Microsoft might have the most popular desktop OS on the planet, but things are a bit different on the mobile side. There, Microsoft’s competitors have been holding down the fort quite well, and it’s been Redmond doing all of the catching up. The launch of Windows Phone 7 did do well to reinvigorate some of the excitement around a Windows mobile OS, but others still continue to dominate.
What could Microsoft do to help penetrate itself even deeper into the mobile segment? If one rumor is to be believed, it could have something to do with supporting ARM in a much bigger way. Currently, the Windows CE platform supports ARM just fine, but as mobiles are moving towards offering even more functionality, a more robust OS option needs to exist.
So, it seems likely that Microsoft is interested in having Windows 8 supported on ARM, but it’s not clear whether it’d be a customized or scaled-down version.
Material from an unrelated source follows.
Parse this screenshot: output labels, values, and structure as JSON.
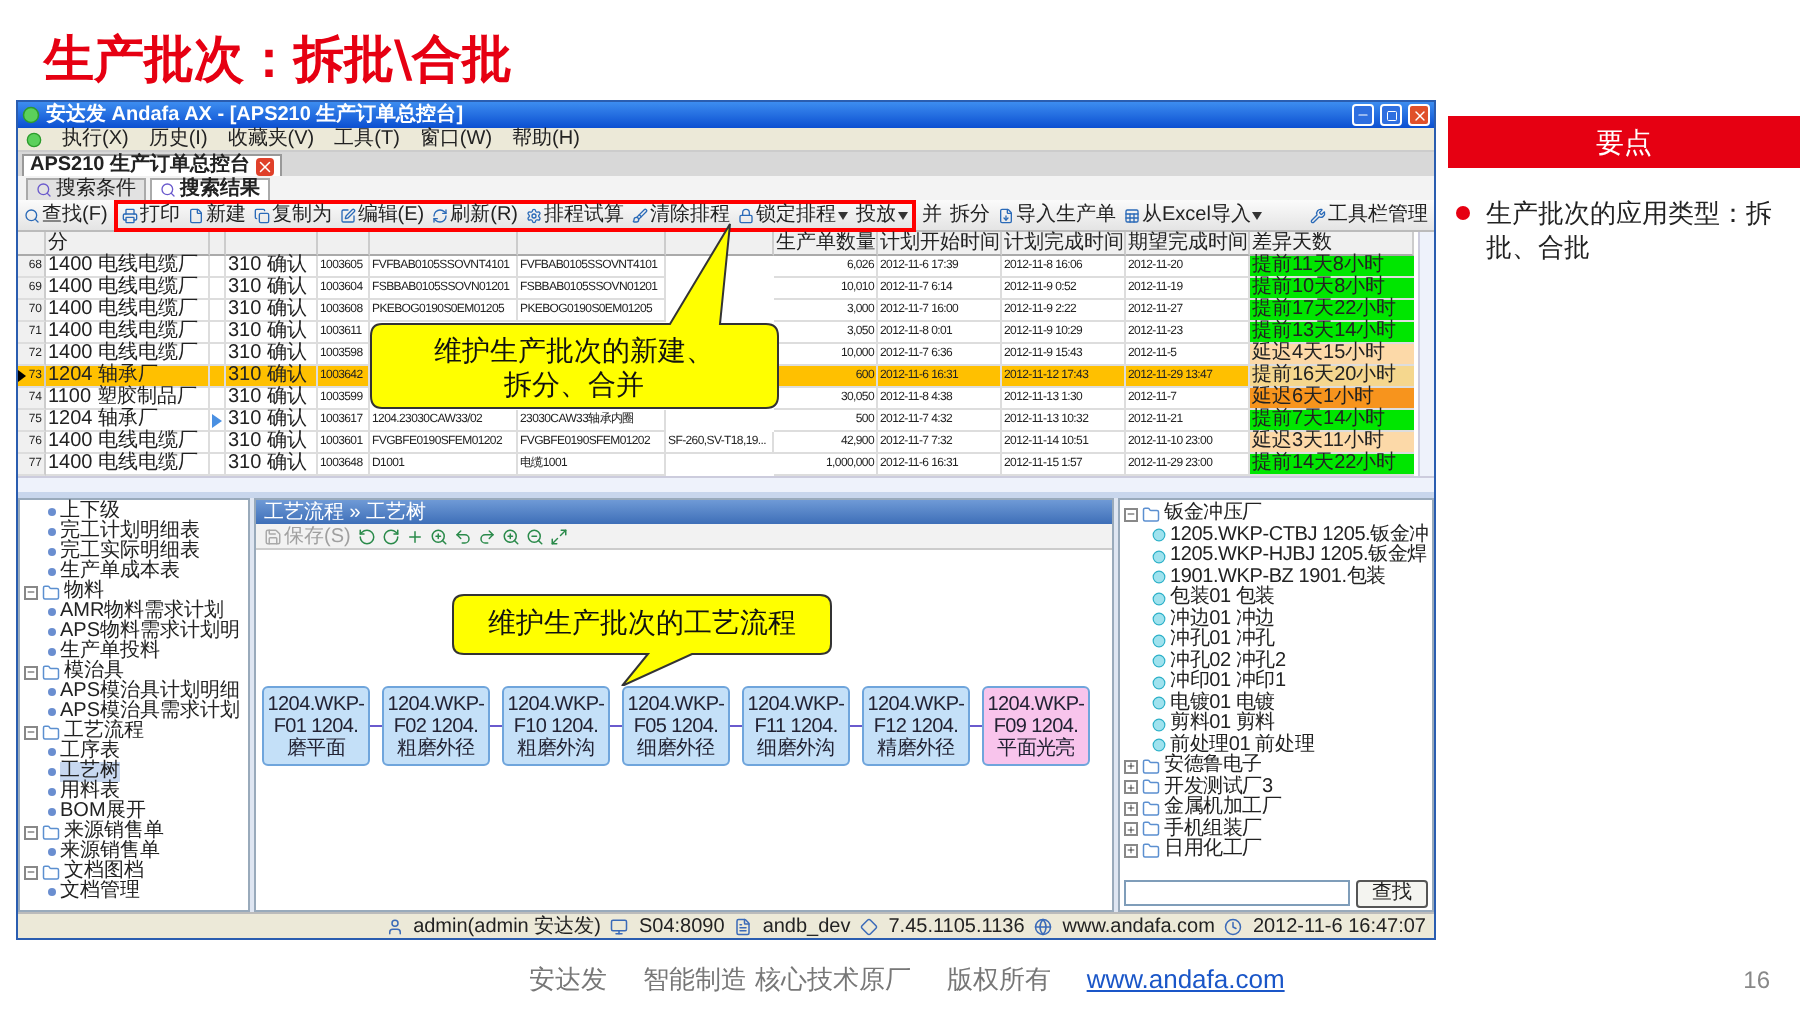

I’d have to assume that both would be the case, although I couldn’t imagine it scaled-down to the point where it still doesn’t feel like a full OS. There is a lot pre-installed with Windows that doesn’t belong on mobiles, though.
The biggest draw for Microsoft to support ARM would have to do with battery-life. Devices like the iPad from Apple can run up to 8 hours or more on a single charge, and that’s just not something we see at all from Intel or NVIDIA competitors (correct me if I’m wrong). In that sense, the move seems reasonable, but it is a bit strange that it’s taken the company so long to decide to support ARM in a bigger way. No doubt the success of Apple’s iPad and other similar devices has had something to do with it.
It’s this efficiency—and the lengthy battery life that it affords ARM-powered tablets—that is likely the reason for Microsoft’s interest in ARM. The battery life of x86-powered Windows tablets such as HP’s Slate 500 is around five hours. In contrast, ARM tablets like the iPad can achieve ten hours, and that difference is, in part, a result of the iPad’s A4 processor (a high-end ARM design named Cortex A8) having much lower power usage than the Atom in the Slate 500.